*ACTION ITEM*
Search the data for the word "Exons". Reproduce every line where it is found.

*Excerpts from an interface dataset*
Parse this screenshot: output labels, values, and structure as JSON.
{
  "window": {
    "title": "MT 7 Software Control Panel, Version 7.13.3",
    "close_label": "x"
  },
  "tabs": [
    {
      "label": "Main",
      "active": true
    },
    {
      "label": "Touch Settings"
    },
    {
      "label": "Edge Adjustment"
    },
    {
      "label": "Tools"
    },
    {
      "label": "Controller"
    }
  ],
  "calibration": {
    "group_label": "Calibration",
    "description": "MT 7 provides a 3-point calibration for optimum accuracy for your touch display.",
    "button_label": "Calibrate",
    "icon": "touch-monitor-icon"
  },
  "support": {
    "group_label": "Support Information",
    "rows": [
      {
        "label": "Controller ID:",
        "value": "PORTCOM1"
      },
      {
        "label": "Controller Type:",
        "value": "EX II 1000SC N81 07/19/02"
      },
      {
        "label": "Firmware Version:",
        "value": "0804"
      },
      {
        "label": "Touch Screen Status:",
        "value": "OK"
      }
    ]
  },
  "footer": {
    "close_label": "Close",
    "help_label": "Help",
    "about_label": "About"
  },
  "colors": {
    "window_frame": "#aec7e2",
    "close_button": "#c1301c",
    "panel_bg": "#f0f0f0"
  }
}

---

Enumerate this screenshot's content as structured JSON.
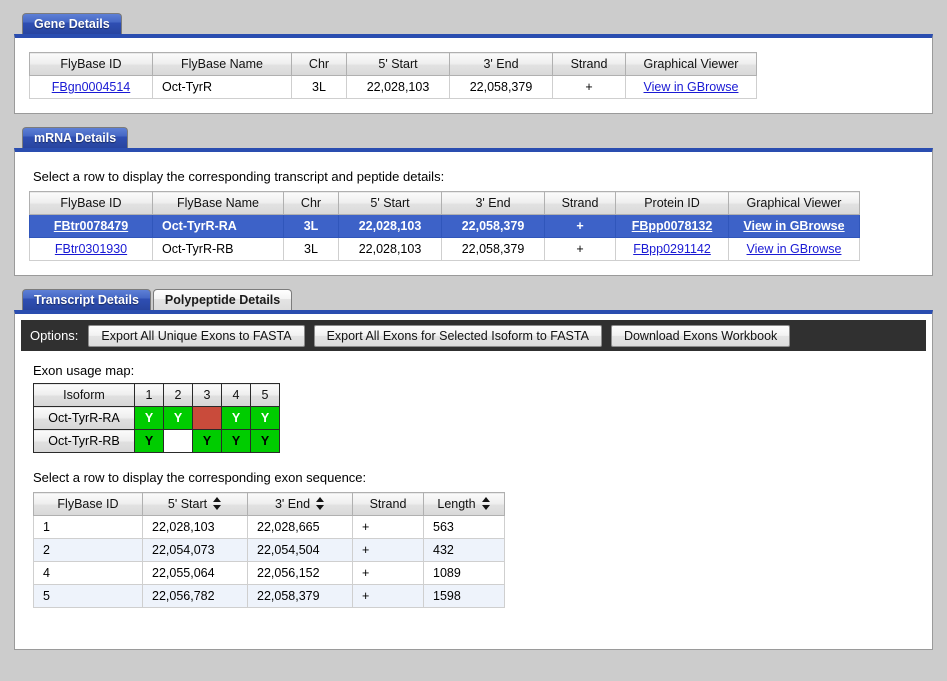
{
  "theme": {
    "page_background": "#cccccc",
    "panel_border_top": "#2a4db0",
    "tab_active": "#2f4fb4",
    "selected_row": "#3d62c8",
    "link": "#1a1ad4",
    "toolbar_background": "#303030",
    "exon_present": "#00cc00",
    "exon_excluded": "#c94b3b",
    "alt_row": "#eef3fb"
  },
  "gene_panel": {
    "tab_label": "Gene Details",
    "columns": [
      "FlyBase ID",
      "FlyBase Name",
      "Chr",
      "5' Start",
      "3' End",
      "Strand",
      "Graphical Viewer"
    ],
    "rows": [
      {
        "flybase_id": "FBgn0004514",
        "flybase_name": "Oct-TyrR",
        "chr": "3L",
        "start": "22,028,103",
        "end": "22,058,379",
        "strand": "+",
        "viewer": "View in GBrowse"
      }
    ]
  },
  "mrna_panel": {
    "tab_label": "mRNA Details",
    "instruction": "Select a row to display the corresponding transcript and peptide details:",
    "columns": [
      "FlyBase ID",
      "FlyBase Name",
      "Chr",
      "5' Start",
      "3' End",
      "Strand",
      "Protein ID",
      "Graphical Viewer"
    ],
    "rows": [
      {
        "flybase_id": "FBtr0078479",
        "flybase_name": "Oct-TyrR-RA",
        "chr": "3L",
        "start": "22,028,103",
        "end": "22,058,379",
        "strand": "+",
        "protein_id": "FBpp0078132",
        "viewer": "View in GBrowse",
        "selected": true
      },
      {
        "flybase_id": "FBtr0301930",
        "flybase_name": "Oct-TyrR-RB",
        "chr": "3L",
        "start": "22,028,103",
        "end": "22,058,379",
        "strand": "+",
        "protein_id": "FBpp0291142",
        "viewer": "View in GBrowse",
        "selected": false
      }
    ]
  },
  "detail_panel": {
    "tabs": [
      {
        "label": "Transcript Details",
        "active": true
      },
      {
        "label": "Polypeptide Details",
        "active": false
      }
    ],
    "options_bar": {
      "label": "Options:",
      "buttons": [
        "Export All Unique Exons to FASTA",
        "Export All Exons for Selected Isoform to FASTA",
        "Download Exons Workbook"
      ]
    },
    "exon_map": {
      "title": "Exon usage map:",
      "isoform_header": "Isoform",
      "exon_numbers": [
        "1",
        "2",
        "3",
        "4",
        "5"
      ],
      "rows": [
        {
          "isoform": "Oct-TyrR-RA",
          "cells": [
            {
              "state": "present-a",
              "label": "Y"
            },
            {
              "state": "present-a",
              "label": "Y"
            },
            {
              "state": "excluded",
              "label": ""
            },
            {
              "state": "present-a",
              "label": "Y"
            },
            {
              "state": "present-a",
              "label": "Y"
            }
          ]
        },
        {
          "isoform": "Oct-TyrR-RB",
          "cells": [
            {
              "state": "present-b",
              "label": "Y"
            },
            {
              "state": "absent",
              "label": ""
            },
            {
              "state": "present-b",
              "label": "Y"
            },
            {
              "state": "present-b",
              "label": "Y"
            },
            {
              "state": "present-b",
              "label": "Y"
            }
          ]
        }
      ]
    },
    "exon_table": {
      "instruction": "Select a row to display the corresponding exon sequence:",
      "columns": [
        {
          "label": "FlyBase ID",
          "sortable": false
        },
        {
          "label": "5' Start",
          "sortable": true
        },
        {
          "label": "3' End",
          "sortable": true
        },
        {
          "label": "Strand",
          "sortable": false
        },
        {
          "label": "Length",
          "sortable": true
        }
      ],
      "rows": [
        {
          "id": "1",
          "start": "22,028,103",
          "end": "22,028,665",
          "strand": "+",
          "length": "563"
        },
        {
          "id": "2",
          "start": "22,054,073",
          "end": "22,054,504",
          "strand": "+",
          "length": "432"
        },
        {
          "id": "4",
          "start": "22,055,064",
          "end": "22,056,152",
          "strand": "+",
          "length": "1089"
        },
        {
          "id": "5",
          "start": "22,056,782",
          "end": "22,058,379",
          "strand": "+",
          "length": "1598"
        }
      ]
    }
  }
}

*SOLUTION TO THIS PROBLEM*
        "Export All Unique Exons to FASTA",
        "Export All Exons for Selected Isoform to FASTA",
        "Download Exons Workbook"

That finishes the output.